Exercise directions> Using the data below, return every line that holds the word "true".

[Items from an interface collection]
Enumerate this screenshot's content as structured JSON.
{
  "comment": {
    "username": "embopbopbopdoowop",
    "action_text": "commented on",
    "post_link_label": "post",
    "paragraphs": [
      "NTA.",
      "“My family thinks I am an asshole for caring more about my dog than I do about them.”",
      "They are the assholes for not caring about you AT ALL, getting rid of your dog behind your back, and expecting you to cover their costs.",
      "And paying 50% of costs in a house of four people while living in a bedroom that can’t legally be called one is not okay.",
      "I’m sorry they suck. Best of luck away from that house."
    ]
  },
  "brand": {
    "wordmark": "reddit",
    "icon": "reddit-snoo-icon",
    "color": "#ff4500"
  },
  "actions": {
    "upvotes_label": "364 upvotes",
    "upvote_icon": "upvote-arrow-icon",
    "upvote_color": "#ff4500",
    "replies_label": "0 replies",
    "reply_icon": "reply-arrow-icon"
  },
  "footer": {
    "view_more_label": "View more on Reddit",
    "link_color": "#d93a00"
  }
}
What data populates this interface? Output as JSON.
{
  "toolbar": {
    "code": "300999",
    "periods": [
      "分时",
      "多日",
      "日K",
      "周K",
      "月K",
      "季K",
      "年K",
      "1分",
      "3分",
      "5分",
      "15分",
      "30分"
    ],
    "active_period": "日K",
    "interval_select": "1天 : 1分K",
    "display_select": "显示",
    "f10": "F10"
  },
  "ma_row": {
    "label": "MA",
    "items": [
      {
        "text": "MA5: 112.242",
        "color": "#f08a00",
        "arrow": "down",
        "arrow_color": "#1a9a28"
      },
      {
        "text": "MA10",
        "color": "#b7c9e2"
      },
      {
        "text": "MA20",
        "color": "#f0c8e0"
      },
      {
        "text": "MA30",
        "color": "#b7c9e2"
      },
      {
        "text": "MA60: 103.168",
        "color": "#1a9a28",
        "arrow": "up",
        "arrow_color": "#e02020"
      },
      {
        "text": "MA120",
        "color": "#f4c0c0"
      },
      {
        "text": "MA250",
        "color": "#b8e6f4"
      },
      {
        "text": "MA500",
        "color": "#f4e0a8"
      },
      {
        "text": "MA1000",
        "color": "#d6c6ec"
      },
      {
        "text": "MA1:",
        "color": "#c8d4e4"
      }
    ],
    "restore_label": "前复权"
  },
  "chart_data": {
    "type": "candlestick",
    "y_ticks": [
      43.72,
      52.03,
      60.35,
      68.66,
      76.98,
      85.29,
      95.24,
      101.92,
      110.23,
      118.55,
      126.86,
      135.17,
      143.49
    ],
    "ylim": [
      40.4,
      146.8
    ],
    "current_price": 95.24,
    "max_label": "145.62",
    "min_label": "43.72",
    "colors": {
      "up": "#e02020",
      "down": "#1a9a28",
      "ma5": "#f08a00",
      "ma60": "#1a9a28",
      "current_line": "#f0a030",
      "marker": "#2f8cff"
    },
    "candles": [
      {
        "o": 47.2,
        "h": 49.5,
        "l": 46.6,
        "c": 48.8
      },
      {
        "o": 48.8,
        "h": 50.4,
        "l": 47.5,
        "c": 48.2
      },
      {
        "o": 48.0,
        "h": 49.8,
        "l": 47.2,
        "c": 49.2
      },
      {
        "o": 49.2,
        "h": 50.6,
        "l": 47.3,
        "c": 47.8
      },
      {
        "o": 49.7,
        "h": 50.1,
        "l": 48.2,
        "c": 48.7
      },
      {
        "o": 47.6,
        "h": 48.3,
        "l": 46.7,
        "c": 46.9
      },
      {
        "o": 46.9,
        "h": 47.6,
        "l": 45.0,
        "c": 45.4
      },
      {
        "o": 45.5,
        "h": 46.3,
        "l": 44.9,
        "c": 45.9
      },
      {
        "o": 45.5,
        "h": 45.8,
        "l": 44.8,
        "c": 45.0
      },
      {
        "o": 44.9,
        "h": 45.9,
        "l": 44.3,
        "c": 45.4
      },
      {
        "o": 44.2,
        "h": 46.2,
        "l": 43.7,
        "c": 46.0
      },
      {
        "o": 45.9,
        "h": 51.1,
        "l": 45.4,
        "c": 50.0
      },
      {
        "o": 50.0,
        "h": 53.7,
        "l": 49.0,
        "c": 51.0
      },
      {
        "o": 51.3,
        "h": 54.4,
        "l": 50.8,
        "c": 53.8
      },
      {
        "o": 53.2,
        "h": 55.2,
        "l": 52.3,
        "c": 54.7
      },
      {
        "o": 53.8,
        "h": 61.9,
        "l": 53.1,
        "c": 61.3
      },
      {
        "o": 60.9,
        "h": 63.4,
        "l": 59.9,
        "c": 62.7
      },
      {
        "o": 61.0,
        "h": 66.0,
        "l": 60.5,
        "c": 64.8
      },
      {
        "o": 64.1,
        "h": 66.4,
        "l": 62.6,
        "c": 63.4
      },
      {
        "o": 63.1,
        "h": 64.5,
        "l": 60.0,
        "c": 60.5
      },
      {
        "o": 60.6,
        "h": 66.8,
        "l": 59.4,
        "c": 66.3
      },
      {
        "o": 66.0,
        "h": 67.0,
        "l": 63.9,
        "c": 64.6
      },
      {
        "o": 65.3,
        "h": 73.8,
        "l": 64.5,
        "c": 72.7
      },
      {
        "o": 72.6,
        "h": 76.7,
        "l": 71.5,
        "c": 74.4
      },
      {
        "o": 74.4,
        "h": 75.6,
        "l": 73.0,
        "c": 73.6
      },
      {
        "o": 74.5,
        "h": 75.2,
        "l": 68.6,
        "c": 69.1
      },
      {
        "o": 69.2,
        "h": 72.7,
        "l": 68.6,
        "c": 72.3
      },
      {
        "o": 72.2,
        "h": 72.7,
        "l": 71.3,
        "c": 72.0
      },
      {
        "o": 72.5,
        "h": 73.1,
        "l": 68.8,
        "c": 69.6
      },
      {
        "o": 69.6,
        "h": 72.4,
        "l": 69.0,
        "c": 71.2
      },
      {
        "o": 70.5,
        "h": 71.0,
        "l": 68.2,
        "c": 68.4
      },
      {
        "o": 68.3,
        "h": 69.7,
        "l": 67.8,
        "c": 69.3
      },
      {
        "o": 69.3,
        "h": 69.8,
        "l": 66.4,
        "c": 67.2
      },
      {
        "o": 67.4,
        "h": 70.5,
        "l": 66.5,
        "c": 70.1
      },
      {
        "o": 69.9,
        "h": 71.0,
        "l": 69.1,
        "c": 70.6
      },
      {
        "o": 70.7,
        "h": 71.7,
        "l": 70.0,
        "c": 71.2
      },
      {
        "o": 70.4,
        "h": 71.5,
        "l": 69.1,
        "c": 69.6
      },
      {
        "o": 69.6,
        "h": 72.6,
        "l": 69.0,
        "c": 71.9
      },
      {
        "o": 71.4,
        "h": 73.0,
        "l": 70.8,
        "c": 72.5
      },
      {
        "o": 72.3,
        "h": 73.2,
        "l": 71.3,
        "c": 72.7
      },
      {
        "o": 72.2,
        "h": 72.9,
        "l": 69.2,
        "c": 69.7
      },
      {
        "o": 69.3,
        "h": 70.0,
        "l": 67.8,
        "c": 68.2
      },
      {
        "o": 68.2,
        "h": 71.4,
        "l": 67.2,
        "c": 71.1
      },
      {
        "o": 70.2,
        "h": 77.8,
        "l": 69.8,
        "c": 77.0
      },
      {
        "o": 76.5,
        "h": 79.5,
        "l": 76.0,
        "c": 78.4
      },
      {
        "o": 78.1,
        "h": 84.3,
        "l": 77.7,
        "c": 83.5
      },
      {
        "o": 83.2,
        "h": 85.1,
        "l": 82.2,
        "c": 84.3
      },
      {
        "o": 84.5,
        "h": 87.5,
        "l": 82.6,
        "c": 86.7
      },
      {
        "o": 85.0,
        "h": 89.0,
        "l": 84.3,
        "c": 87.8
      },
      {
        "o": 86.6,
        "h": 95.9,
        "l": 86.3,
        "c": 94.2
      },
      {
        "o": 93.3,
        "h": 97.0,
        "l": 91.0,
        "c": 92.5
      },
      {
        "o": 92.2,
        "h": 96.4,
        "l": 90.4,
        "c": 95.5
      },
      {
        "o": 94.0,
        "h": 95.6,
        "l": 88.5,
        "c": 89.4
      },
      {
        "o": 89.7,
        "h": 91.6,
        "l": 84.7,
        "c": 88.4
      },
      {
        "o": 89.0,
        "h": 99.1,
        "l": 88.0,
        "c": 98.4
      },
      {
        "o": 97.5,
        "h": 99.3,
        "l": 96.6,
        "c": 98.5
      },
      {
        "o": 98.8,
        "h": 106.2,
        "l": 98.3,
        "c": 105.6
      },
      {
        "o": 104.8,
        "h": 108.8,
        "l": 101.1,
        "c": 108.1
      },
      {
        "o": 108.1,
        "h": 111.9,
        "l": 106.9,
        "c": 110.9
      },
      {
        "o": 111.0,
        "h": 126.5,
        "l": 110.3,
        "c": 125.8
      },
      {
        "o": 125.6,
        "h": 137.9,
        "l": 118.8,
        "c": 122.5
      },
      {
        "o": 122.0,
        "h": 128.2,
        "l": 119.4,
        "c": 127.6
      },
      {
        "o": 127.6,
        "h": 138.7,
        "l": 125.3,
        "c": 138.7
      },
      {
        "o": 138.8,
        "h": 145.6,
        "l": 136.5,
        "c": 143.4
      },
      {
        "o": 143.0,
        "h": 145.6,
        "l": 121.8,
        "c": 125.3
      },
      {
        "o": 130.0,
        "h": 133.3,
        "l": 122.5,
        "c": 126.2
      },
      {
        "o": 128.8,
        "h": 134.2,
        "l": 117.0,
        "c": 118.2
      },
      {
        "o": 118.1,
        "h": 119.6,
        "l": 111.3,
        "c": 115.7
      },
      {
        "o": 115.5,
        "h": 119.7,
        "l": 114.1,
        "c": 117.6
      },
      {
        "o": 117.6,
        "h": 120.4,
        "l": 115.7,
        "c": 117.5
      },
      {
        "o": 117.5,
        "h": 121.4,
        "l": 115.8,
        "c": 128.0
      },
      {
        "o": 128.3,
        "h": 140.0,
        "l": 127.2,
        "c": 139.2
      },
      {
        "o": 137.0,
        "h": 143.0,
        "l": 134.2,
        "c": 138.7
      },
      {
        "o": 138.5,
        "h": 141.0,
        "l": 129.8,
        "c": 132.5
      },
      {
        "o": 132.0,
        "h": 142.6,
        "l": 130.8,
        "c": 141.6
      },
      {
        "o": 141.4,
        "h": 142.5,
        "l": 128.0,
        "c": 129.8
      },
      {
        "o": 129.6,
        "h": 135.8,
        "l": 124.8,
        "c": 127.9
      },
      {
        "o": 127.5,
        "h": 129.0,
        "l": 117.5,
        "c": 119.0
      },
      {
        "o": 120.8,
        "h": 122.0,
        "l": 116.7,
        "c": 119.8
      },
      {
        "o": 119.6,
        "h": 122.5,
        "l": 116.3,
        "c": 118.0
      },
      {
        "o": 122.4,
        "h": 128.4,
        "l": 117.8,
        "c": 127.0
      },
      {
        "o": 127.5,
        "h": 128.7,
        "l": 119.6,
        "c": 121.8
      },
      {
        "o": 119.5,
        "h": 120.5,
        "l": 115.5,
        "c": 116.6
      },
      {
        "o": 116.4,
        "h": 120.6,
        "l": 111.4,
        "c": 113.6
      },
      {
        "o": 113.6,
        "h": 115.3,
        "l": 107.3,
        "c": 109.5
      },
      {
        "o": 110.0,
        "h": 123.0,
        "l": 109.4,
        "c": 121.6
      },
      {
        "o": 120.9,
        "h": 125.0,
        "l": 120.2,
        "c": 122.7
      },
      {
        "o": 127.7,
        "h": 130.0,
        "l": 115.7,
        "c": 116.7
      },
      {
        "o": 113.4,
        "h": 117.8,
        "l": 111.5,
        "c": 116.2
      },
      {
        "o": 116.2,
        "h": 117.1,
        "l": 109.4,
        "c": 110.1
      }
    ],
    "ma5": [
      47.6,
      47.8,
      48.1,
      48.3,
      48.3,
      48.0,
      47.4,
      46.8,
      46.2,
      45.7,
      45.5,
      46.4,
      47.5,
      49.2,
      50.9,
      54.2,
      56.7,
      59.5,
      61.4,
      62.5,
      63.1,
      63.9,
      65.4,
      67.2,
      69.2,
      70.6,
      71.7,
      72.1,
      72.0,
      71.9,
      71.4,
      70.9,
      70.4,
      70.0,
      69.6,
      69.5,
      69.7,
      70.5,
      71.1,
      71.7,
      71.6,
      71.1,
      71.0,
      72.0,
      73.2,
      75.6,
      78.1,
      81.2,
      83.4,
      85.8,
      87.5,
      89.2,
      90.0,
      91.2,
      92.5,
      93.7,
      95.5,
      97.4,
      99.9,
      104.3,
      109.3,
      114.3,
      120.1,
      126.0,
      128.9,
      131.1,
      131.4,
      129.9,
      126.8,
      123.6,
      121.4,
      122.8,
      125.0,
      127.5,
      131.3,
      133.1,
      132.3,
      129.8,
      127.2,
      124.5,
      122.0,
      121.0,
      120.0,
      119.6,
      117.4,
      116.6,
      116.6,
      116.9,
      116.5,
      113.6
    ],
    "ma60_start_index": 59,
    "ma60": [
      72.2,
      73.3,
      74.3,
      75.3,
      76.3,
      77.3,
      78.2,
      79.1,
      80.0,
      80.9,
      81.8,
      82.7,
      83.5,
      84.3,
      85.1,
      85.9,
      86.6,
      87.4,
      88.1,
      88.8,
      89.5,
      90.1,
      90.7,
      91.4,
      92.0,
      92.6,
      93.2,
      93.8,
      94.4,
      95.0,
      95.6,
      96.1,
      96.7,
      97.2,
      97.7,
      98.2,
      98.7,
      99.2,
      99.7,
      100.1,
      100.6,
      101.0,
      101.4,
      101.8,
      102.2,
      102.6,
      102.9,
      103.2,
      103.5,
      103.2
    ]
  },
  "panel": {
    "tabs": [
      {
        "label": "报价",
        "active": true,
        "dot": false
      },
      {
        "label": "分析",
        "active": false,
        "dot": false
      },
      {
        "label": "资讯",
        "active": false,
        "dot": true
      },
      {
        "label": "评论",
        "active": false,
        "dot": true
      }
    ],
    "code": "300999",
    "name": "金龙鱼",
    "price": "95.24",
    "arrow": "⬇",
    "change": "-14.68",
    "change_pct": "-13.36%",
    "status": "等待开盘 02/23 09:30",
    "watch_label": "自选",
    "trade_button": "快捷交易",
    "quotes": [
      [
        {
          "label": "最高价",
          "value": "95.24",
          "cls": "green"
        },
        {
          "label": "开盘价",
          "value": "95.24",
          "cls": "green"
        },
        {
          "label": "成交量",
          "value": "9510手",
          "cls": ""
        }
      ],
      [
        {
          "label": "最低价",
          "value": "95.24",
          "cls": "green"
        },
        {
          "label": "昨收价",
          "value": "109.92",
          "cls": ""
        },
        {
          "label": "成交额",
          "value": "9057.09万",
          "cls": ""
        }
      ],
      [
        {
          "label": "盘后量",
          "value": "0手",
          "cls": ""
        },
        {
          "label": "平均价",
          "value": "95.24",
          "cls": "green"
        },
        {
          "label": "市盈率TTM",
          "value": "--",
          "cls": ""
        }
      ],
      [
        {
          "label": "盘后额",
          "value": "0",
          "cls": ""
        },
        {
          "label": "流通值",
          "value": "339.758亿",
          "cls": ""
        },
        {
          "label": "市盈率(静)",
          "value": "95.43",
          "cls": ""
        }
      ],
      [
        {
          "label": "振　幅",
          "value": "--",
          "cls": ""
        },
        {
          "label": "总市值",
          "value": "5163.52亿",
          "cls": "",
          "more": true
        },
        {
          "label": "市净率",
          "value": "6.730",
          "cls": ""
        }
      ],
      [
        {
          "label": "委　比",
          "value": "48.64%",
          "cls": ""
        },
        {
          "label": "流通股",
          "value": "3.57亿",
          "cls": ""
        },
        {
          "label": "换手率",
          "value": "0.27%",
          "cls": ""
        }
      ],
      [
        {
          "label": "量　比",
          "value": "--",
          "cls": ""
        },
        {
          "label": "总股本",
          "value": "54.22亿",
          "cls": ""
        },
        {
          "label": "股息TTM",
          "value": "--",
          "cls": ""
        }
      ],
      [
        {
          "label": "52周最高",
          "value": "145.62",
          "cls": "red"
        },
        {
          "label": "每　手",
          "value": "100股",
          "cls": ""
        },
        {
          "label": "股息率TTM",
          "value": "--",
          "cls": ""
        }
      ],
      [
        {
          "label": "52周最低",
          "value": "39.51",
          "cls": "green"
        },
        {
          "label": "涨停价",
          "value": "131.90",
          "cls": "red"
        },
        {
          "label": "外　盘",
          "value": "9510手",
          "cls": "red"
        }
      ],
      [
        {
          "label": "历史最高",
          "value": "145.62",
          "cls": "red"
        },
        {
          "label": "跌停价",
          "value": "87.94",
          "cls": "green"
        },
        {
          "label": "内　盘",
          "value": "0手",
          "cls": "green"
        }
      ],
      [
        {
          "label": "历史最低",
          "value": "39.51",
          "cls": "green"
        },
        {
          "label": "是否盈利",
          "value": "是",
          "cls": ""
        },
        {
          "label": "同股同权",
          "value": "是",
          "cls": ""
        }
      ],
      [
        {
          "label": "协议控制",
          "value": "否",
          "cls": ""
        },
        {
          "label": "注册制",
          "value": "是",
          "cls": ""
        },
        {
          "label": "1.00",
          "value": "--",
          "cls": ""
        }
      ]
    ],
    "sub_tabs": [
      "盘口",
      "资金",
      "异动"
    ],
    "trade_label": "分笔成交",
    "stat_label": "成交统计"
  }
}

Answer below>
        "active": true,
        "dot": true
        "dot": true
          "more": true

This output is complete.